■ **What the task requires**:
Where "data" occurs in a line of the entries below, copy that line.

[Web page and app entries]
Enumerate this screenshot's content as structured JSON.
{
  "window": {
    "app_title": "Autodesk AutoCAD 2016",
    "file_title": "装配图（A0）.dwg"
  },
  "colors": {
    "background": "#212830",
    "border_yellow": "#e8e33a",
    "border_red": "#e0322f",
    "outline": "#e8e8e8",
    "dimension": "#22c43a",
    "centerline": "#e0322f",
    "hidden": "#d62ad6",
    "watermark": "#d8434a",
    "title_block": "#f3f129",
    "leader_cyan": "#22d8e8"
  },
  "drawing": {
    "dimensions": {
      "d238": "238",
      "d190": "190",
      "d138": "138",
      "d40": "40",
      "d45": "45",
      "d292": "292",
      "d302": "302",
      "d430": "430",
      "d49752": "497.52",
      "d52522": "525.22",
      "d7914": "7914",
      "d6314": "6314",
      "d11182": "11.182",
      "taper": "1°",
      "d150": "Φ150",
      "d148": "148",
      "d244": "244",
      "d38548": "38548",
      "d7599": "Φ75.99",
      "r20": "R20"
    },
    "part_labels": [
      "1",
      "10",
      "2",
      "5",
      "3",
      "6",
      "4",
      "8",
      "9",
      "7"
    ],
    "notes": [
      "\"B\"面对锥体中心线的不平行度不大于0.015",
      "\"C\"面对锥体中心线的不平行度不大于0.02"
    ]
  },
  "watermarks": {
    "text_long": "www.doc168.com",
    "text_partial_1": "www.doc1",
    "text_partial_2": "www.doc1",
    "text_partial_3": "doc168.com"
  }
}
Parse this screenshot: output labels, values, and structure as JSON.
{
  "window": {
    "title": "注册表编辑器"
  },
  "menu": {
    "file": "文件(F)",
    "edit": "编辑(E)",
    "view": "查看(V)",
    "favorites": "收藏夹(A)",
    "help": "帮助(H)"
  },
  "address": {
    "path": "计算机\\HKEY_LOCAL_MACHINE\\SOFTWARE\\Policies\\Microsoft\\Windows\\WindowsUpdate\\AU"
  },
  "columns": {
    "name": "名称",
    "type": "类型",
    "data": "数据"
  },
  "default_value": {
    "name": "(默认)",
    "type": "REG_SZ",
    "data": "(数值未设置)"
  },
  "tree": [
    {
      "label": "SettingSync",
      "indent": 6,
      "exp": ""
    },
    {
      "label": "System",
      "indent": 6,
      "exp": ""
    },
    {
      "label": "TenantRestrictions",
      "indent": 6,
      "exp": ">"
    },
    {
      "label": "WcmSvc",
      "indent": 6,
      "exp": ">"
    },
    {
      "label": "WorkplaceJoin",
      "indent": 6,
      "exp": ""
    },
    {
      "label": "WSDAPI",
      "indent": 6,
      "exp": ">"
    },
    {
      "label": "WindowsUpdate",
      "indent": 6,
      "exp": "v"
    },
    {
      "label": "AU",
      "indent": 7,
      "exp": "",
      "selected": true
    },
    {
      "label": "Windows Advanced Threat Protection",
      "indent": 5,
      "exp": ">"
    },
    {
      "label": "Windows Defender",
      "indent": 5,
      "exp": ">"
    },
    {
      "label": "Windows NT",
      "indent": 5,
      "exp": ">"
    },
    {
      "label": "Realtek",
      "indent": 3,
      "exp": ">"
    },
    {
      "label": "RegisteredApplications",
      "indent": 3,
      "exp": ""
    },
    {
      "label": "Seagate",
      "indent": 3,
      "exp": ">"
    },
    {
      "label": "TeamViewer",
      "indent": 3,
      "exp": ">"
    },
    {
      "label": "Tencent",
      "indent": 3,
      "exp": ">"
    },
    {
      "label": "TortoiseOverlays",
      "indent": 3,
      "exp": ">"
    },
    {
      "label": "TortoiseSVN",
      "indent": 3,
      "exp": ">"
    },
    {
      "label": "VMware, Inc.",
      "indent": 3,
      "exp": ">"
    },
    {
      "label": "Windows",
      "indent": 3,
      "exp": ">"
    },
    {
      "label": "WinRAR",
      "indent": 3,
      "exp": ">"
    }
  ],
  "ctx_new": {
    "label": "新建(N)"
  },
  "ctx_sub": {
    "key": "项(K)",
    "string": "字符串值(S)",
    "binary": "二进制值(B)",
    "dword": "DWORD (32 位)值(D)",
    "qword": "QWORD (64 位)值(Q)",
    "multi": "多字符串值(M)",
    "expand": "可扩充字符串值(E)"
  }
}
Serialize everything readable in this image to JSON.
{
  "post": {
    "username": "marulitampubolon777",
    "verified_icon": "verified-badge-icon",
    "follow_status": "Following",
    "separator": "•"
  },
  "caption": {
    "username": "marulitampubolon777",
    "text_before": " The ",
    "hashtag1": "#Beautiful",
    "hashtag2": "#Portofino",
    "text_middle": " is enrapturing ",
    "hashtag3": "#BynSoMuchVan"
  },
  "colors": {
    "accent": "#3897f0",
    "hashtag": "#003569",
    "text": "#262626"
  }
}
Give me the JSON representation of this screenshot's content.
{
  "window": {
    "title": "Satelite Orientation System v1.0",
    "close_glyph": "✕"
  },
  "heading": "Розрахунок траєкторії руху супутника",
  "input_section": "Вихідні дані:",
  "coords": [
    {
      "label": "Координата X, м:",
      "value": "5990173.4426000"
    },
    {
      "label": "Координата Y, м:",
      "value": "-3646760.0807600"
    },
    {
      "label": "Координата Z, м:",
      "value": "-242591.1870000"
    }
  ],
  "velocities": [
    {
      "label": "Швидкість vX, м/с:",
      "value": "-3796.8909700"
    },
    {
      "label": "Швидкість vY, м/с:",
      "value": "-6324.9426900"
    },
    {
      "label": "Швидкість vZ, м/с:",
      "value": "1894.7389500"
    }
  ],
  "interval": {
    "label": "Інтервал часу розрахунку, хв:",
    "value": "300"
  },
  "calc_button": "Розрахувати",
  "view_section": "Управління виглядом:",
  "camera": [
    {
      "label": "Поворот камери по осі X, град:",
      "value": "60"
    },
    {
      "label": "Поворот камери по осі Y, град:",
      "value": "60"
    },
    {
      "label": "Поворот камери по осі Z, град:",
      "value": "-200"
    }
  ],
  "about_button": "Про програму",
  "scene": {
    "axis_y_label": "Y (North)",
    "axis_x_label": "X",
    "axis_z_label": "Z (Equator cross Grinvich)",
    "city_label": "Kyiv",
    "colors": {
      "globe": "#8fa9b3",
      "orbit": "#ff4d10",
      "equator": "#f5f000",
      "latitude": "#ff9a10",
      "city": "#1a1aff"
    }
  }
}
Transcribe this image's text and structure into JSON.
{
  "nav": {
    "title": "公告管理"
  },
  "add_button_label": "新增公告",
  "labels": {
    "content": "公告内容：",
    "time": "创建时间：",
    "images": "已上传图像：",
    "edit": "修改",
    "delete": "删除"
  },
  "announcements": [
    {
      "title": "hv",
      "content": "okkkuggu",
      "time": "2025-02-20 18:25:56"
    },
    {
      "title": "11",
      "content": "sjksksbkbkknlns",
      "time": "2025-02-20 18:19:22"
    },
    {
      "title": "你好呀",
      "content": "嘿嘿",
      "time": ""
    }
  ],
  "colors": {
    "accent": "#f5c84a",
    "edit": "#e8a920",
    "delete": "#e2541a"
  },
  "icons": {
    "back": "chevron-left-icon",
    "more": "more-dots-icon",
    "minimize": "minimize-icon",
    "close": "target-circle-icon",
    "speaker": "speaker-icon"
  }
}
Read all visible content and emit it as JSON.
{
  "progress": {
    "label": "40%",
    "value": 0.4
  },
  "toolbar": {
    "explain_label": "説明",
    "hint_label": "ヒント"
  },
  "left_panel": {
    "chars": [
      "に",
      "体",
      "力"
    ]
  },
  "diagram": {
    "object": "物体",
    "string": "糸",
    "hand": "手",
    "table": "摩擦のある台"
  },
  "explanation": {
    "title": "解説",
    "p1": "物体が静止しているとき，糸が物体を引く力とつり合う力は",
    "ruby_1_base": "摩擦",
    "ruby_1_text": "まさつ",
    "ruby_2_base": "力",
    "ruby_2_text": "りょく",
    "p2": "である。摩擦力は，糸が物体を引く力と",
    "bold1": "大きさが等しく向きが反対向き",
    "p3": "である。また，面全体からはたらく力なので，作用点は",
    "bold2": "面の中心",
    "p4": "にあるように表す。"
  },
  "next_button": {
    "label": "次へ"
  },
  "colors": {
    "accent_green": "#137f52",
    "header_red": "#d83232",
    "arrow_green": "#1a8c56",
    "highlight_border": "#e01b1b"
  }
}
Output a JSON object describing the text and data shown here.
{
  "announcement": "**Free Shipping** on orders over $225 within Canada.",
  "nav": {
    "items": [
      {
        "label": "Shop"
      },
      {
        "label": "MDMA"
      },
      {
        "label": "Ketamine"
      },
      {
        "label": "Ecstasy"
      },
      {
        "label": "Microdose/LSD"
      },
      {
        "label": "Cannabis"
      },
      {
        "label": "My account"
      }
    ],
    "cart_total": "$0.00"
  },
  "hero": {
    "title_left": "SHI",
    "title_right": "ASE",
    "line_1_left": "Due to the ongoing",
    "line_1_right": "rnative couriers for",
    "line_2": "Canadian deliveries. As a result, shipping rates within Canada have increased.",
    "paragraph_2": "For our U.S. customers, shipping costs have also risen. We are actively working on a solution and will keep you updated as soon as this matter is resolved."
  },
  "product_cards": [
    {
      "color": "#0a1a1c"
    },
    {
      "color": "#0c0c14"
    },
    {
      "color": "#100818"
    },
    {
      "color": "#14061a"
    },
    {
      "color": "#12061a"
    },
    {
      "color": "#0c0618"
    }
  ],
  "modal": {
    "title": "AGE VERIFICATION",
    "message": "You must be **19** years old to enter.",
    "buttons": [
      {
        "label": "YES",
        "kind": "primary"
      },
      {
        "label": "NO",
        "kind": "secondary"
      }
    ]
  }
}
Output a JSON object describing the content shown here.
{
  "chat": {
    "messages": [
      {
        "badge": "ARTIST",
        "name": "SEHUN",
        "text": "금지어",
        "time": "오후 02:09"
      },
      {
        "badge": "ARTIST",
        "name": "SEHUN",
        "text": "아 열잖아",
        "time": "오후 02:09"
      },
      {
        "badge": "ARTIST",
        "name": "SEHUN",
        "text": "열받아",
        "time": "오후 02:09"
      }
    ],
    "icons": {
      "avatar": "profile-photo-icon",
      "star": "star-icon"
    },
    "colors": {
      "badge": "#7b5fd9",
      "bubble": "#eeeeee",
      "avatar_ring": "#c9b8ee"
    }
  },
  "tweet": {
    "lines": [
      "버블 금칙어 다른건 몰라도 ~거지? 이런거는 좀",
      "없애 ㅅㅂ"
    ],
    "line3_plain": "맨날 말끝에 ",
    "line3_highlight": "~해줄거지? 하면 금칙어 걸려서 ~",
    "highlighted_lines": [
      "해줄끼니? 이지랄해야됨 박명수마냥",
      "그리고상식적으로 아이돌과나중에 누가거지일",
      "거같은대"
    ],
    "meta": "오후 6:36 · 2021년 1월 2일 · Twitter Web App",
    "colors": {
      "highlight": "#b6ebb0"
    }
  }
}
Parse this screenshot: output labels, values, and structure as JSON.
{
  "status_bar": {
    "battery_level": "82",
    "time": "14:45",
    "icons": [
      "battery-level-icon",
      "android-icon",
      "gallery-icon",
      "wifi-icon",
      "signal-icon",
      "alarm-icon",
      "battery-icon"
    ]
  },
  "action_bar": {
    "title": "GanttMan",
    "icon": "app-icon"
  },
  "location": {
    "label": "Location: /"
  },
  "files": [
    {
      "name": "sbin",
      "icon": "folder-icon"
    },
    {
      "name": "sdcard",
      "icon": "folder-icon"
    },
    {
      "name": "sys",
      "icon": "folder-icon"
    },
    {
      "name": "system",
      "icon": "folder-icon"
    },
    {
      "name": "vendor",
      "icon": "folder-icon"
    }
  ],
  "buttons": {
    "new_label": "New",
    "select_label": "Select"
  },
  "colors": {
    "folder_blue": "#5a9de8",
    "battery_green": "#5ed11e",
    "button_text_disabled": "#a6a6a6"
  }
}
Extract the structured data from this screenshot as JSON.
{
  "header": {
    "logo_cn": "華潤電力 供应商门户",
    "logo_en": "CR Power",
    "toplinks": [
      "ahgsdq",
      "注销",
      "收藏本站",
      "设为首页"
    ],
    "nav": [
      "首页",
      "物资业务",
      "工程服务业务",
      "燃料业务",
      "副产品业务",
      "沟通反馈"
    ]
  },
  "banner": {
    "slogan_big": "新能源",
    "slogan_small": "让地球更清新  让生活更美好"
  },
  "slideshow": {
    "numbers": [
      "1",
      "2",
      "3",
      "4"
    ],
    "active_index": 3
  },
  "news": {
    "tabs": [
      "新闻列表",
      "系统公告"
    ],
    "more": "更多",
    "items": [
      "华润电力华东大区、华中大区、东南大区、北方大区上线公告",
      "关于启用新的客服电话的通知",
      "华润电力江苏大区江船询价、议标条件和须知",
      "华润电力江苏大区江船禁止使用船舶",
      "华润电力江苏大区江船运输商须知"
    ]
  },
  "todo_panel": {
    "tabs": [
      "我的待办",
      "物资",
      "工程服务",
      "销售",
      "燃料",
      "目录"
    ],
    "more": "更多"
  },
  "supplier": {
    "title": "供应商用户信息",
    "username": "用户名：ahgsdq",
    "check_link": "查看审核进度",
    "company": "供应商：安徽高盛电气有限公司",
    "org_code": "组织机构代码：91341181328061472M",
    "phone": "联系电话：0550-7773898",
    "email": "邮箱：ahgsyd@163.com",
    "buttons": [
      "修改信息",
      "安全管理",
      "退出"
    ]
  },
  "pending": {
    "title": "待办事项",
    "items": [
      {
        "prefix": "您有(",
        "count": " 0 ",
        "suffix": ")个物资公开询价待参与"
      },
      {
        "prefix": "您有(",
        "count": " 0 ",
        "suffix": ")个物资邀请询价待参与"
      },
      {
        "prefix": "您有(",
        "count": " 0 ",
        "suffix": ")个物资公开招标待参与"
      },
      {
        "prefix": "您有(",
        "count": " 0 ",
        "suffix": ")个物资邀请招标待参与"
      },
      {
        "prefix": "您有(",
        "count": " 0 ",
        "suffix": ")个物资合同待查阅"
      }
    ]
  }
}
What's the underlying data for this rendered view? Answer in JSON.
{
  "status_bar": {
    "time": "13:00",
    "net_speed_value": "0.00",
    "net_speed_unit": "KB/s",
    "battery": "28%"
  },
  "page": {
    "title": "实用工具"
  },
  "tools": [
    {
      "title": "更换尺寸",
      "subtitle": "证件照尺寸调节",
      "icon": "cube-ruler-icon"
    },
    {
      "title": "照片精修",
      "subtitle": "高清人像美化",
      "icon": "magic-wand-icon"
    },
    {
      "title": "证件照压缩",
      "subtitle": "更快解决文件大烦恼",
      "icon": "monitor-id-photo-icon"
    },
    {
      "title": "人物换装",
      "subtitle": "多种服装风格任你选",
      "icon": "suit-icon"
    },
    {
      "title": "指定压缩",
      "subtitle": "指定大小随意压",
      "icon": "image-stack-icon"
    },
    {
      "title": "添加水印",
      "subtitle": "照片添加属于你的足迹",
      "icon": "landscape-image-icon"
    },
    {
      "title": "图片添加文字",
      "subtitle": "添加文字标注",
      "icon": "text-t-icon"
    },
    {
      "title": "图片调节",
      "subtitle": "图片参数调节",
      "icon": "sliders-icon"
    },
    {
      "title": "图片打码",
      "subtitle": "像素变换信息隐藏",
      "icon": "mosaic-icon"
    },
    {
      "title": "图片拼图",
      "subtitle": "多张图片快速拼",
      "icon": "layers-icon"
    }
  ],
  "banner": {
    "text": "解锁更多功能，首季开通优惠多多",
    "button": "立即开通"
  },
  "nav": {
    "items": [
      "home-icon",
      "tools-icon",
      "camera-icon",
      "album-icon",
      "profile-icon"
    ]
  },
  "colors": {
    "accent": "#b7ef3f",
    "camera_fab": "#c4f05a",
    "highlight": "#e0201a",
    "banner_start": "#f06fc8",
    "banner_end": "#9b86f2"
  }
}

■ **Result of the exercise**:
    "data": "数据"
    "data": "(数值未设置)"
Output a JSON object describing the text and data shown here.
Extract the structured data from this screenshot as JSON.
What's the underlying data for this rendered view? Answer in JSON.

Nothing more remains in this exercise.